It was named the 'Mosquito' because the sound resembles that of a buzzing insect. And it works by emitting a harmless ultra sonic tone that generally can only be heard by people aged 25 and under. In trials, it has proven that the longer someone is exposed to the sound, the more annoying it becomes. Read Full Article.
Teen's Use "Mosquito Alarm" to their Advantage. (Metro.com UK) A high-pitched alarm which cannot be heard by adults has been hijacked by schoolchildren to create ringtones so they can get away with using phones in class.
Techno-savvy pupils have adapted the Mosquito alarm, used to drive teenage gangs away from shopping centres.
Schoolchildren have recorded the sound, which they named Teen Buzz, and spread it from phone to phone via text messages and Bluetooth technology.
Now they can receive calls and texts during lessons without teachers having the faintest idea what is going on. Read Full Story.
Hospital Try To Bring Down the Decibels. (Washington Post) Wham!
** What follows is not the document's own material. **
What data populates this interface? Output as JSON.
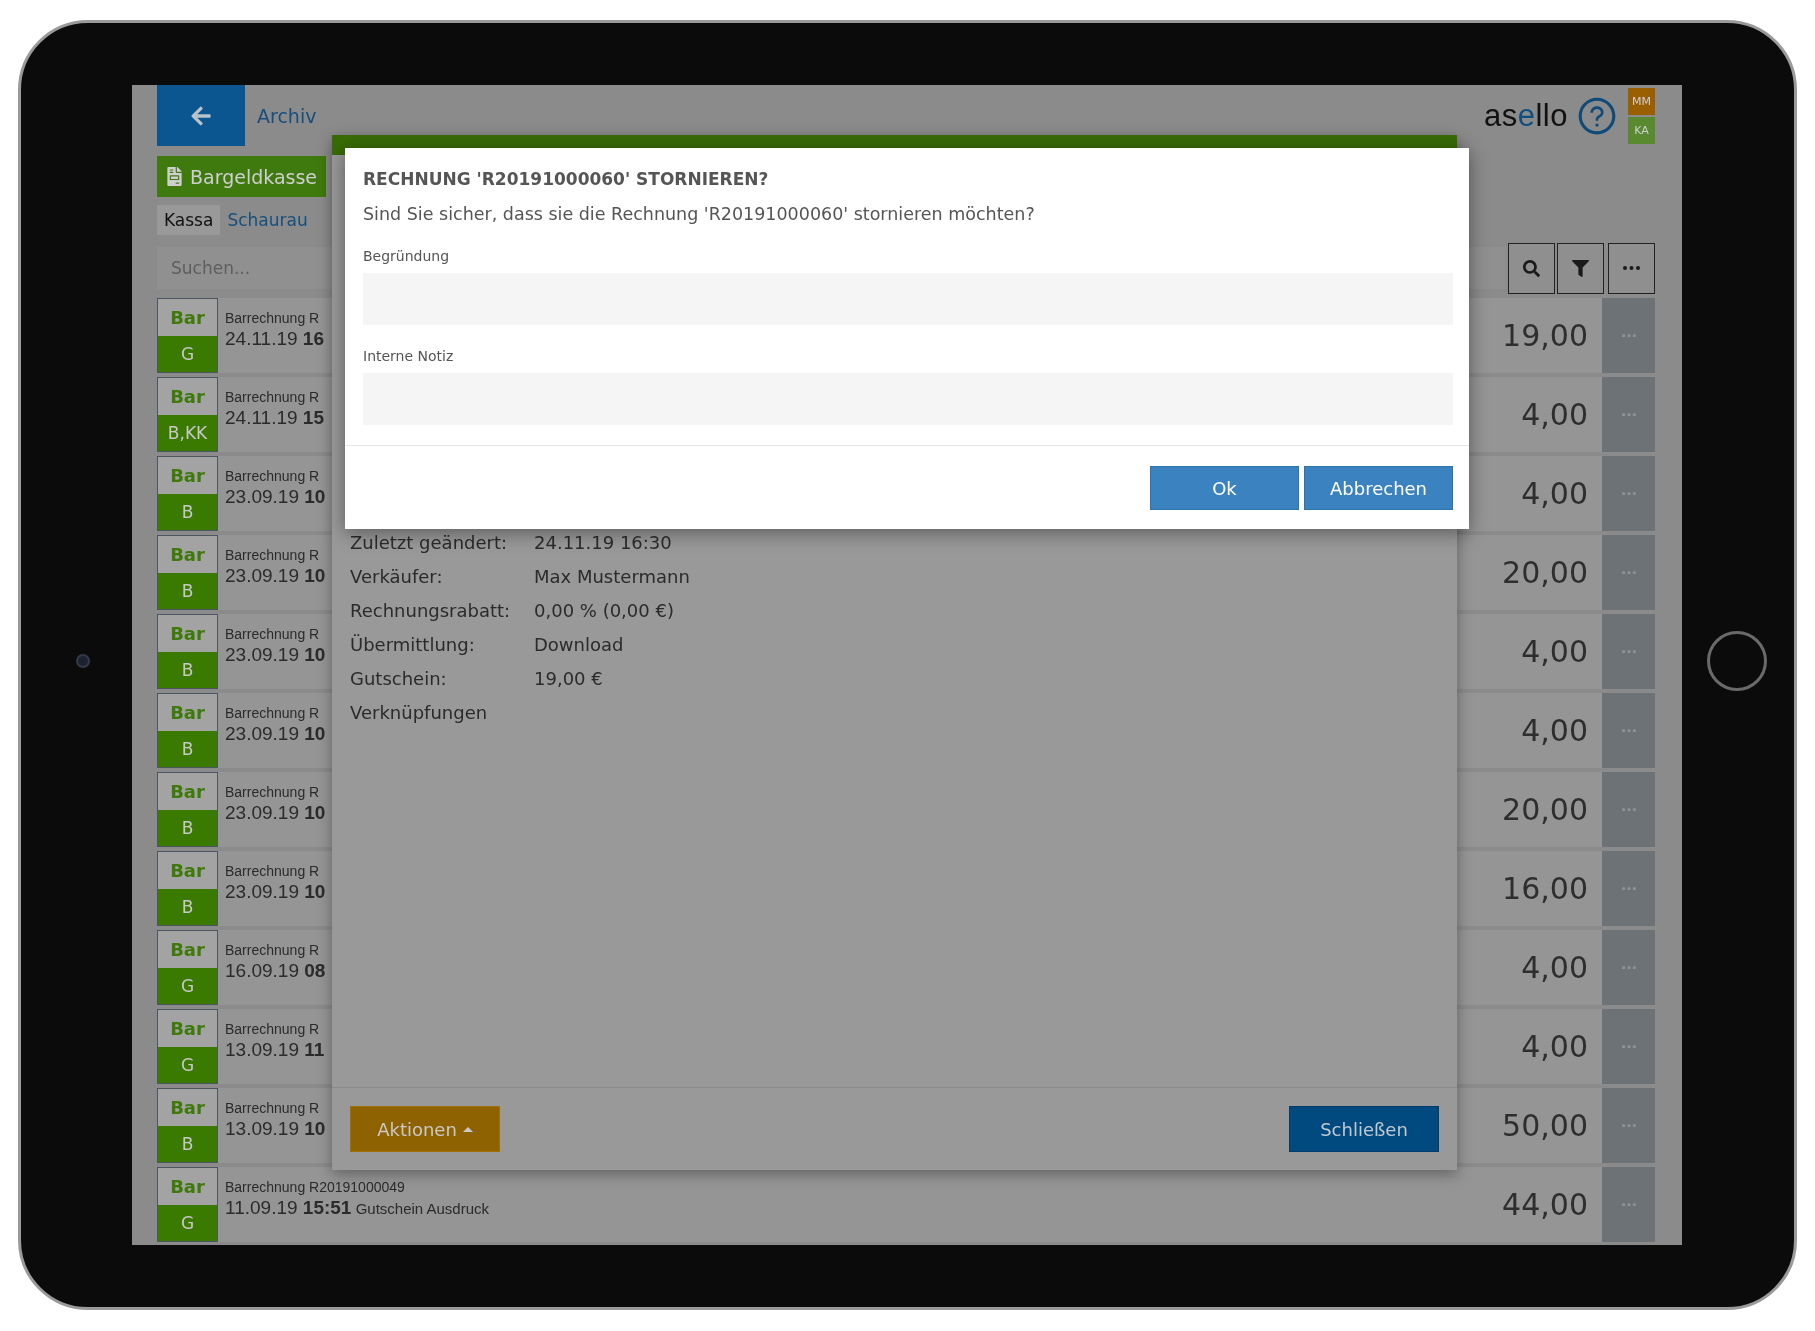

Wham! Wham! The sound source was actually a pillbanger, used to crush medications for geriatric patients who can't swallow whole pills. This and other sounds form a concophony of noise as work shifts change throughout the day and night at many hospitals. The noise level can reach an unhealthy 113 decibels. Montefiore Medical Center in New York is hoping to make a change. Read Full Article.
Noisy, Wiggling Ears Explained. (Discovery.com) Human ears can wiggle and make noise, and now researchers have a better understanding of how these unusual processes work.
Since ear wiggling involves complex coordination of facial muscles, the research could shed light on related disorders, such as Bell’s palsy, which can cause facial paralysis. Read More.
How Was It For You? (Globe and Mail) Toronto's Four Seasons Centre for the Performing Arts has had acoustical issues since its construction. What those problems are depends on who you ask and where you sit for specific concerts. Read More.